--10% decline in DBRS NCF, expected rating of Class A Notes to AA (low) (sf)
--20% decline in DBRS NCF, expected rating of Class A Notes to BBB (high) (sf)

Class B Notes Risk Sensitivity:
--10% decline in DBRS NCF, expected rating of Class B Notes to BBB (high) (sf)
--20% decline in DBRS NCF, expected rating of Class B Notes to BBB (sf)

Class C Notes Risk Sensitivity:
--10% decline in DBRS NCF, expected rating of Class C Notes to BBB (low) (sf)
--20% decline in DBRS NCF, expected rating of Class C Notes to BB (sf)

Class D Notes Risk Sensitivity:
--10% decline in DBRS NCF, expected rating of Class D Notes to BB (sf)
--20% decline in DBRS NCF, expected rating of Class D Notes to B (sf)

Class E Notes Risk Sensitivity:
--10% decline in DBRS NCF, expected rating of Class E Notes to B (sf)
--20% decline in DBRS NCF, expected rating of Class E Notes to below B (low) (sf)

For further information on DBRS Morningstar historical default rates published by the European Securities and Markets Authority (ESMA) in a central repository, see:

Ratings assigned by DBRS Ratings GmbH are subject to EU and US regulations only.

Lead Analyst: Christopher Horst, Senior Financial Analyst
Rating Committee Chair: Christian Aufsatz, Managing Director
Initial Rating Date: 6 November 2018

DBRS Ratings GmbH
Neue Mainzer Straße 75
60311 Frankfurt am Main Deutschland
Geschäftsführer: Detlef Scholz
Amtsgericht Frankfurt am Main, HRB 110259

The rating methodologies used in the analysis of this transaction can be found at:
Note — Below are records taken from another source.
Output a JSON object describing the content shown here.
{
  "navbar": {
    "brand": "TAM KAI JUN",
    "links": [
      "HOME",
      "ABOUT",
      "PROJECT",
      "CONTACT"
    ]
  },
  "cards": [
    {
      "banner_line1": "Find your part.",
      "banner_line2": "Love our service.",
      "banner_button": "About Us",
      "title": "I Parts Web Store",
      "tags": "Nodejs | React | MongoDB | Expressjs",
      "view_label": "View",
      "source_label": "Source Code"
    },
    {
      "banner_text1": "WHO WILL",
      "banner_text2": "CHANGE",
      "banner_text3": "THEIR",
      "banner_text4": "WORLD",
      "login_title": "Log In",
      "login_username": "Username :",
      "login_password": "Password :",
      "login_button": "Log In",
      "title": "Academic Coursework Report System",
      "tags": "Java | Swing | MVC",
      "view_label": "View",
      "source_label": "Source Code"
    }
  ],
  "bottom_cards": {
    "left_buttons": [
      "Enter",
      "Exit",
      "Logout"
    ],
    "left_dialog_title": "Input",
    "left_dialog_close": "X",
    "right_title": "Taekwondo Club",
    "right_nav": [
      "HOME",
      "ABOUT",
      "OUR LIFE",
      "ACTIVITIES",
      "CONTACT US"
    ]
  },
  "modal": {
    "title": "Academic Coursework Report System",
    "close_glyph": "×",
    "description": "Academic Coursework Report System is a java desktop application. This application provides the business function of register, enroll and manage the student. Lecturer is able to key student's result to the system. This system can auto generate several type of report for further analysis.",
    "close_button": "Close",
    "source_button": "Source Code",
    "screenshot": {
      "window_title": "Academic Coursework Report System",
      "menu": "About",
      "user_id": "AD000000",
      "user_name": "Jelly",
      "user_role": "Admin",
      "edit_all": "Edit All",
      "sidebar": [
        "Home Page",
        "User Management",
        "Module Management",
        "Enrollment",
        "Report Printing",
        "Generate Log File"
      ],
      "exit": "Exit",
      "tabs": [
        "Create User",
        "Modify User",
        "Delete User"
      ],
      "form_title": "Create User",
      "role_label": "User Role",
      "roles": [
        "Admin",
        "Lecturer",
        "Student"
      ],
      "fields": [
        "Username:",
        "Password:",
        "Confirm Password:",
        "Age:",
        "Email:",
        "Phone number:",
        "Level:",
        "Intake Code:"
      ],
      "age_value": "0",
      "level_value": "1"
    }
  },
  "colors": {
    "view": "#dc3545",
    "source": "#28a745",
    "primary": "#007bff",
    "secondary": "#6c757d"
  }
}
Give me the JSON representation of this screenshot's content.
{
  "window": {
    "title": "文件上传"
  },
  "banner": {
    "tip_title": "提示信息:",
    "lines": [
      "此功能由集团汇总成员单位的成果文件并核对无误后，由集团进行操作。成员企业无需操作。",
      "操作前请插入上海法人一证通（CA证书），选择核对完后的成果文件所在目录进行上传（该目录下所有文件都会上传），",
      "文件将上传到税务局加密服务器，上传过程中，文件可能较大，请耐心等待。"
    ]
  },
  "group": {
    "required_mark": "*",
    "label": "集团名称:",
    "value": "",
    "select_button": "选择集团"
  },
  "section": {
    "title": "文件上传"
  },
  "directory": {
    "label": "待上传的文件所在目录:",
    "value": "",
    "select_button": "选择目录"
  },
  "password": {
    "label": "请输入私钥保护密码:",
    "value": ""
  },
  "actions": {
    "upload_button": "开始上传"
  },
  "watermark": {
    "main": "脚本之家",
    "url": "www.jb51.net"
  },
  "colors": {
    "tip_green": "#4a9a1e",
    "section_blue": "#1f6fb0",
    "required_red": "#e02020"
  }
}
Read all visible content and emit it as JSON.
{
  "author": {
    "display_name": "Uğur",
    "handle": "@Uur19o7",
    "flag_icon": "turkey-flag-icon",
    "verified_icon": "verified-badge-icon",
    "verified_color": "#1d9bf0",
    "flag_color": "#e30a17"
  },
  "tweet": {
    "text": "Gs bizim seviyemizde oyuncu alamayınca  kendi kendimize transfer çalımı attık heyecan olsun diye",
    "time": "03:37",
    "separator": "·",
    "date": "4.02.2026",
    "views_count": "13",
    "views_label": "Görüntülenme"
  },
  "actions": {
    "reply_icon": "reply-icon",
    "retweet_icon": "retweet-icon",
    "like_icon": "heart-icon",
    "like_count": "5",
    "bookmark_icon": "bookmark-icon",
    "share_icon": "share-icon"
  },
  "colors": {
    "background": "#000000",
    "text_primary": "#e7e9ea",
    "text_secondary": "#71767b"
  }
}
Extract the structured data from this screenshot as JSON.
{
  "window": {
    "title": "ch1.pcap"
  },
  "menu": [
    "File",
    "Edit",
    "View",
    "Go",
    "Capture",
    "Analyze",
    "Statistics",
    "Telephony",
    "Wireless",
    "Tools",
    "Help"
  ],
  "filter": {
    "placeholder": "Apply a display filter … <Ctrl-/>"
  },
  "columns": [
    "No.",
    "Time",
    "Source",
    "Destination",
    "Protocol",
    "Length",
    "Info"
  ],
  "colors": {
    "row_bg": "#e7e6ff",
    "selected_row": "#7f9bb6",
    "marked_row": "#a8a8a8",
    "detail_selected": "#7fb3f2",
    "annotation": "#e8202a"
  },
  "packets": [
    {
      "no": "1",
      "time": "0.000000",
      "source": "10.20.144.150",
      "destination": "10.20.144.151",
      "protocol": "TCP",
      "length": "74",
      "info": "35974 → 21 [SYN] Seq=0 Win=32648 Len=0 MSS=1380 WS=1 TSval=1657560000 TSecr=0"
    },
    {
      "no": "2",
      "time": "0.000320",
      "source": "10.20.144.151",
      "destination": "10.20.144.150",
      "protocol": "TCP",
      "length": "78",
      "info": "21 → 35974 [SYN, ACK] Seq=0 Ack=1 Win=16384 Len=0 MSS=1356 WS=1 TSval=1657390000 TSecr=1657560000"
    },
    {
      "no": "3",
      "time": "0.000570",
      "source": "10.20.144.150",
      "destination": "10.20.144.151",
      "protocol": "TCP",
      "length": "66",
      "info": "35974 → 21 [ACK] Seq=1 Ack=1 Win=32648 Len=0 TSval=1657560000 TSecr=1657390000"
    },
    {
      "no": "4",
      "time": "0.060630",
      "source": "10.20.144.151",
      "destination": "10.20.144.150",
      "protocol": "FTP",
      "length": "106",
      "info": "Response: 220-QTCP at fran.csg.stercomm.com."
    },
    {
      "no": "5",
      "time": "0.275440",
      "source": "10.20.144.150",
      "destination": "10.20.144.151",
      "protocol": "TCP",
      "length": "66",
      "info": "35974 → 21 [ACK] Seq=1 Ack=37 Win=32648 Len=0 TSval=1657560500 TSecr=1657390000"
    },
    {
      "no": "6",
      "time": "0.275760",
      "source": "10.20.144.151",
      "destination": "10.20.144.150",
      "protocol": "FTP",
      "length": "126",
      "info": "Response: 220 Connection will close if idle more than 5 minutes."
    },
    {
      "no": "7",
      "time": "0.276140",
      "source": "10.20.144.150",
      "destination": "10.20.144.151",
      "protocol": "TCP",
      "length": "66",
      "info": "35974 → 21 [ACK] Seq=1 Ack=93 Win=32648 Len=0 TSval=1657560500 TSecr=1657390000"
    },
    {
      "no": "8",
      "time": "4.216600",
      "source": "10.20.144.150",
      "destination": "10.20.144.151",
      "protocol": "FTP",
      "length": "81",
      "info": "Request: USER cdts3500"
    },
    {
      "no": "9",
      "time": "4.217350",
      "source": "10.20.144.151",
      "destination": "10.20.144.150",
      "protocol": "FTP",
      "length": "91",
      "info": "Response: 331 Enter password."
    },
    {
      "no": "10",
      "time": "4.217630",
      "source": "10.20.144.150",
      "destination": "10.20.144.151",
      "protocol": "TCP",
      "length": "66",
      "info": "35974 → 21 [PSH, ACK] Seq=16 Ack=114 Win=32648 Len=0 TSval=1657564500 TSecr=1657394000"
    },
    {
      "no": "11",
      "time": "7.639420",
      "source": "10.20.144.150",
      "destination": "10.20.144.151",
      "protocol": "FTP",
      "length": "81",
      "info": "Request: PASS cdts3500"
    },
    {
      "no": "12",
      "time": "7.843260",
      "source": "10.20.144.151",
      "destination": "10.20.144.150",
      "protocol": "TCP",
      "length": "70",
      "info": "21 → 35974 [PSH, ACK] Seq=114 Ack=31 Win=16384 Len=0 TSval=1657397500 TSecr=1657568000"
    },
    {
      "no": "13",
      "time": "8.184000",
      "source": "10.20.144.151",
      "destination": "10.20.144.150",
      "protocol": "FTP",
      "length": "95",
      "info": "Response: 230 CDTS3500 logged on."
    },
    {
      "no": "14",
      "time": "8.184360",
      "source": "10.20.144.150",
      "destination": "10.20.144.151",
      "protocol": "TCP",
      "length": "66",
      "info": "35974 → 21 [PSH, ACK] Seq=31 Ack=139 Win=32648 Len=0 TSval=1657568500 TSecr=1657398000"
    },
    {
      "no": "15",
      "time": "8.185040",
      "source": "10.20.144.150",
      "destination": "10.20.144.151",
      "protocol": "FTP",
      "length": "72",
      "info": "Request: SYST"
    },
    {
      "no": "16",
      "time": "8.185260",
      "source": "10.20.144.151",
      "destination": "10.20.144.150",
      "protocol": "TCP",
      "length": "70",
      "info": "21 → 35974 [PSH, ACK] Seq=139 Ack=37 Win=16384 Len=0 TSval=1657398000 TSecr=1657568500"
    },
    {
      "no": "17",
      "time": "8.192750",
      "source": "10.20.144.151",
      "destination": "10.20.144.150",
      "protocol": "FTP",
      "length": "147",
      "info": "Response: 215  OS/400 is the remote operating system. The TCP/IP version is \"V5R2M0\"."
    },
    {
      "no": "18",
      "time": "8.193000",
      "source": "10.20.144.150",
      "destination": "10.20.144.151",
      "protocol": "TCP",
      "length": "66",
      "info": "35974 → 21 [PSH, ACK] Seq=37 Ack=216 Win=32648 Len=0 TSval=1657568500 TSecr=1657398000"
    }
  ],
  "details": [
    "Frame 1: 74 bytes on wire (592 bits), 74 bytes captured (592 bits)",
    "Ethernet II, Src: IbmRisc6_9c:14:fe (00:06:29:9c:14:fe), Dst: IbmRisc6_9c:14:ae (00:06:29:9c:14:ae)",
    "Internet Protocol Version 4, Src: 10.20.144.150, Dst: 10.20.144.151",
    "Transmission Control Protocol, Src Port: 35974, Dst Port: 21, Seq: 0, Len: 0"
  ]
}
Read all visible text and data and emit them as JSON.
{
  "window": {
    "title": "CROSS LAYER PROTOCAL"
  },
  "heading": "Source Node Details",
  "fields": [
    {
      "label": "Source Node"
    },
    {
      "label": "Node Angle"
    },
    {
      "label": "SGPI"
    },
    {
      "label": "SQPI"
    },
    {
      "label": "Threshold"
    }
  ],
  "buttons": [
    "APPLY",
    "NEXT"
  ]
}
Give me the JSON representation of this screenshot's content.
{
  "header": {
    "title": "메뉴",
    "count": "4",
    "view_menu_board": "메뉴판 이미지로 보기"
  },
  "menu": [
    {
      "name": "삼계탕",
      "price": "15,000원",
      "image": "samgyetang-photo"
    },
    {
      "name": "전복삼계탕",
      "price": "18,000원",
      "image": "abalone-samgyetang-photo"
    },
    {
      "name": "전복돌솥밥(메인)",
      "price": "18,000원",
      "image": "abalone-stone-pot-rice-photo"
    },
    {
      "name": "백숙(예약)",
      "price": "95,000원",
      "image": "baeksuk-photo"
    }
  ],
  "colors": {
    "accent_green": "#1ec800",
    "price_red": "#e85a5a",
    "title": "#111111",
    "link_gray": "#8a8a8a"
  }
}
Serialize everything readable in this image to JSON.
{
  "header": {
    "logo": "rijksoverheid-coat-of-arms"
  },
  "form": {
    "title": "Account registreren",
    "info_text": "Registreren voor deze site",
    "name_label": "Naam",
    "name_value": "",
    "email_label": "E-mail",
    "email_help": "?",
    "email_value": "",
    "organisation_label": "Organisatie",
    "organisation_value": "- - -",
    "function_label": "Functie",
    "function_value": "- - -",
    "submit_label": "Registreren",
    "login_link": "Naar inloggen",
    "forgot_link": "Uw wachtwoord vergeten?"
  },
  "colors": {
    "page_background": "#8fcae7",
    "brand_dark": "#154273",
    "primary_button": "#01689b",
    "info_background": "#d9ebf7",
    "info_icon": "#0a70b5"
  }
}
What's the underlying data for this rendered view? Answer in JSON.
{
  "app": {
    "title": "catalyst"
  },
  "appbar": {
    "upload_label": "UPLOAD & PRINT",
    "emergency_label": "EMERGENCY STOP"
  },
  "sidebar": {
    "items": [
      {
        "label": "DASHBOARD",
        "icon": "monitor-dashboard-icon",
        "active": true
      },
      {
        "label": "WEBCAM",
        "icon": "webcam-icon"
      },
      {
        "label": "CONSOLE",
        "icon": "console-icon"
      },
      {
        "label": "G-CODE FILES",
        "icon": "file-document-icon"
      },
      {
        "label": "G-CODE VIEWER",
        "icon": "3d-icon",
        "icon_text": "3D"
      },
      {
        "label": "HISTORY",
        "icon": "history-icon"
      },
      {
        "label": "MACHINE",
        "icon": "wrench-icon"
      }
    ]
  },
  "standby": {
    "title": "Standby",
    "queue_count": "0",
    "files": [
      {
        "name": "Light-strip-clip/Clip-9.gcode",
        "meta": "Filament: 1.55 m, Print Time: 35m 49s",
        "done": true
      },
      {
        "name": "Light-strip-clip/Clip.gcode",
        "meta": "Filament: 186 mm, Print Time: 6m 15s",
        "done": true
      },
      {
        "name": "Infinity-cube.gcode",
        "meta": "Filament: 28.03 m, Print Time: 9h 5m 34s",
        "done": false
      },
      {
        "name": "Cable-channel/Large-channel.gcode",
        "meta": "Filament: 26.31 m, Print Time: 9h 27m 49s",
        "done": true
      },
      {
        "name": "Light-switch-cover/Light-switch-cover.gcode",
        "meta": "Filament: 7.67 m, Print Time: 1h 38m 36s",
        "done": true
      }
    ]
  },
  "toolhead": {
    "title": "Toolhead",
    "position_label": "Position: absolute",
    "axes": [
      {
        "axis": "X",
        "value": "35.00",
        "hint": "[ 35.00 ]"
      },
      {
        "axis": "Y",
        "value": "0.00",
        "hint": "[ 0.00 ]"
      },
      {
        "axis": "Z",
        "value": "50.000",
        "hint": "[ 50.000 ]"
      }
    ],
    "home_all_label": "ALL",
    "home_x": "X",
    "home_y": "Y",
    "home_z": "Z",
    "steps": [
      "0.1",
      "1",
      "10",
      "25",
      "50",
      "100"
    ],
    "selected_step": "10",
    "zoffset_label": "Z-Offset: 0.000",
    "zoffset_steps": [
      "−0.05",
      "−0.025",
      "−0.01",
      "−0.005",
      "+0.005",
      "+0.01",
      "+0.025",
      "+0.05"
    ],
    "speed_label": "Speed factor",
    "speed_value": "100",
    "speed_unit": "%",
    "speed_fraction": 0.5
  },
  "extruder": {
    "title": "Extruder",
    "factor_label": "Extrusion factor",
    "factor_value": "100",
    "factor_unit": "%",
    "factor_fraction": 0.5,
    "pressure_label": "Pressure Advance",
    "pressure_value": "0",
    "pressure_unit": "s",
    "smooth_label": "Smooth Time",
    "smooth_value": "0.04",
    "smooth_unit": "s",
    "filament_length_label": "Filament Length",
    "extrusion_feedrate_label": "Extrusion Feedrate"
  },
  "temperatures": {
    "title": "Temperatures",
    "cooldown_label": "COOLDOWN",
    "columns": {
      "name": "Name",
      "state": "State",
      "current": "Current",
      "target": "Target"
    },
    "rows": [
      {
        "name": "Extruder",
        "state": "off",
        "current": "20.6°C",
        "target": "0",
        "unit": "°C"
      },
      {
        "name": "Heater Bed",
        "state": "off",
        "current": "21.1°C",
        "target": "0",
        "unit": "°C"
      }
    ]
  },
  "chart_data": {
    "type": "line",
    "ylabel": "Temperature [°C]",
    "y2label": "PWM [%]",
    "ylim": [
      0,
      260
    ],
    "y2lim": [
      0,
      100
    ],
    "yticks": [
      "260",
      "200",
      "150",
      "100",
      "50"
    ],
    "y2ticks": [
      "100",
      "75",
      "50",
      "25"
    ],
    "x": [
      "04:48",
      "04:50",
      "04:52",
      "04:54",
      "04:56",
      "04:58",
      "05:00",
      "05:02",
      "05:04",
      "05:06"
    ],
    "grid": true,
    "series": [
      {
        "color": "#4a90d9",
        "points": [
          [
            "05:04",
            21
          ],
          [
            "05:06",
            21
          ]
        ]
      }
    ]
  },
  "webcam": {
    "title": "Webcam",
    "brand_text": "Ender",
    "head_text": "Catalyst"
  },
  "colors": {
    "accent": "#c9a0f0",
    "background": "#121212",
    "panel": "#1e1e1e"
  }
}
-- Legal Criteria for European Structured Finance Transactions
-- Derivative Criteria for European Structured Finance Transactions
-- Interest Rate Stresses for European Structured Finance Transactions
-- European CMBS Rating and Surveillance Methodology

A description of how DBRS Morningstar analyses structured finance transactions and how the methodologies are collectively applied can be found at:

For more information on this credit or on this industry, visit or contact us at